22 January 2012

Engineering humanitarian steel, by Roel Gijsbers, TU/e
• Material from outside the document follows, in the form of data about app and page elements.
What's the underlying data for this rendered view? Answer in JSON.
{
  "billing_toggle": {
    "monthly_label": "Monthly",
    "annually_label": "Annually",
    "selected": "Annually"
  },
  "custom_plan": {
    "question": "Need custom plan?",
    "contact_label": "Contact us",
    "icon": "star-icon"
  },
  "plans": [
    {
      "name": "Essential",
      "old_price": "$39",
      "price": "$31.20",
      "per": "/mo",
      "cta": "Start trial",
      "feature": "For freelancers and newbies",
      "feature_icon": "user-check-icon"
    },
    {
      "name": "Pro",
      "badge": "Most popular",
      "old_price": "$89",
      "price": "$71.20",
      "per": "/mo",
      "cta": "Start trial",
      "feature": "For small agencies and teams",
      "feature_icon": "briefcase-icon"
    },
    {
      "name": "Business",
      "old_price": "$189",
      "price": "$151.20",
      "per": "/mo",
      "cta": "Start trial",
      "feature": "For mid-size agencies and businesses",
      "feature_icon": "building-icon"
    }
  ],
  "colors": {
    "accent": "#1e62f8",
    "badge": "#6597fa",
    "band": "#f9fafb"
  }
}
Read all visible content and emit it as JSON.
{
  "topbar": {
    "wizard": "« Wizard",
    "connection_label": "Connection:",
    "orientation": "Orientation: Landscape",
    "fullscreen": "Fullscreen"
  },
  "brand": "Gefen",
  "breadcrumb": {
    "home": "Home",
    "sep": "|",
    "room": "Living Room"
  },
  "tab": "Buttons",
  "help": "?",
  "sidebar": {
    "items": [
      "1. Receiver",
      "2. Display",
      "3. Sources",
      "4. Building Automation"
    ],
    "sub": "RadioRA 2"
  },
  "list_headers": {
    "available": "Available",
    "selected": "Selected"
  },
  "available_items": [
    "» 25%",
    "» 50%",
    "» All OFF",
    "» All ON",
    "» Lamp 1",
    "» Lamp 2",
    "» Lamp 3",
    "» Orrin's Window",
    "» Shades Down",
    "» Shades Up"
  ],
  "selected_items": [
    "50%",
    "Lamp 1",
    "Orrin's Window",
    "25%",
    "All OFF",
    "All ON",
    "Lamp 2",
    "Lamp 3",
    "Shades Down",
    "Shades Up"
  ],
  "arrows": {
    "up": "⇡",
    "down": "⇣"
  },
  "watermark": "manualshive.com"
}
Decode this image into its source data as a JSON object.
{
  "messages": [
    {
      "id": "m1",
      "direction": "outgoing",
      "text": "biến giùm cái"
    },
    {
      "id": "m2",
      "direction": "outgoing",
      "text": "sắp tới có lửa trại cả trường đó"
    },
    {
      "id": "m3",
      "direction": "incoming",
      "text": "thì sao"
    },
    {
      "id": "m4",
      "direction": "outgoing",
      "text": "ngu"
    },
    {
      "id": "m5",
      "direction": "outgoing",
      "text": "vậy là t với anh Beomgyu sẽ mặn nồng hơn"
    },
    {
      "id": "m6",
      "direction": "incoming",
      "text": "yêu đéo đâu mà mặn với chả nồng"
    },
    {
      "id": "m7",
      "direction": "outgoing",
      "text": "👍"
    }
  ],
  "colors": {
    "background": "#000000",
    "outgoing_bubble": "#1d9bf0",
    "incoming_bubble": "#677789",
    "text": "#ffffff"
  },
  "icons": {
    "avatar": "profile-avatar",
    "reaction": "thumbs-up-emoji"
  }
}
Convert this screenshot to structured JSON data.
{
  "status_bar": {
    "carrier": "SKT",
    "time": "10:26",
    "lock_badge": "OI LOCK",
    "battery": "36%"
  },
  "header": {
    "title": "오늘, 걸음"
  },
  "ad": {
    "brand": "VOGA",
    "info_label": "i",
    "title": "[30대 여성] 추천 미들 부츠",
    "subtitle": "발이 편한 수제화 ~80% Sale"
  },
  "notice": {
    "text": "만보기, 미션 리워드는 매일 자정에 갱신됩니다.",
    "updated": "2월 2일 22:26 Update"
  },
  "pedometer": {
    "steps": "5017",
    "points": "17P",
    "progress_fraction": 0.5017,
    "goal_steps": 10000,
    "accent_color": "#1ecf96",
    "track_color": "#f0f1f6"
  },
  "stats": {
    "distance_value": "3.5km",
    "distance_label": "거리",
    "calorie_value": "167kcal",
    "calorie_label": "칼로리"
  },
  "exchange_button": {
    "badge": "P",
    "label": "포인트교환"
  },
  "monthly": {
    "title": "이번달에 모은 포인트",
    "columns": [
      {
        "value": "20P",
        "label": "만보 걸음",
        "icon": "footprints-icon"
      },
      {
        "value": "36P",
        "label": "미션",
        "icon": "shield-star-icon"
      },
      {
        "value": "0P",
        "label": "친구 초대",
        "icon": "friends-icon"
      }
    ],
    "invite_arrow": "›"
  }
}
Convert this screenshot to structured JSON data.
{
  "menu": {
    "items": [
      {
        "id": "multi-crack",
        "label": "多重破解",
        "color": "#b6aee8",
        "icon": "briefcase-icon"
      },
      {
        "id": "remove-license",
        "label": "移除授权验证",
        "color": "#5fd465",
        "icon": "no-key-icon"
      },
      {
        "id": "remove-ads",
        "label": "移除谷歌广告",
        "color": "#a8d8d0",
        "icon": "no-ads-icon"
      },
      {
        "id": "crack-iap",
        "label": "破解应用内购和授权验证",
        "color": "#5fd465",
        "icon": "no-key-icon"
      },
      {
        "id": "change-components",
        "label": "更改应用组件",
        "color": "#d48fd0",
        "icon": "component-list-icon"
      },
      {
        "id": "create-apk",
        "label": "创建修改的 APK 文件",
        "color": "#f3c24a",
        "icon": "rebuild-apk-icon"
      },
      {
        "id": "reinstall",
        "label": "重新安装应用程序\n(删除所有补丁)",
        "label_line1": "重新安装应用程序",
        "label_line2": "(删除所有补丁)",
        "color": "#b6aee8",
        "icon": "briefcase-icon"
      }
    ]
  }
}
Part of TU/e is the Shelter Research Group whose goal is to actively support the humanitarian aid world with the development of innovative solutions for post-disaster sheltering. The TU/e developed this presentation for the conference upon request of the IFRC SRU. The goal of the presentation was to focus on engineering of steel in humanitarian disaster response contexts, versus best practice approaches as often practiced on the field.
The presenter gives an overview of engineering methods; those based on intuition, rules of thumb, basic and detailed calculations. Five vital structural elements are given (material quality, stability, connection stiffness, foundation, risk reduction and hazard resistance) and elaborated upon. The audience is presented with the question: What level of risk is acceptable and which standards are applicable? In Western countries, acceptable risk is set quite low and comes with high cost. This issue is quite crucial and the challenge is to reconcile acceptable risk with the reality of humanitarian sheltering that is often low-cost and for temporary use.
Several common problems related to engineering for humanitarian shelters are presented, such as a lack of appropriate structural norms and calculation methods. To demonstrate some of these issues, examples of research done by the TU/e in Pakistan and Haiti are given. Some suggestions, (such as different risk profile for different types of loadings) are given as suggestions for solving the problems presented.

No comments:

Post a comment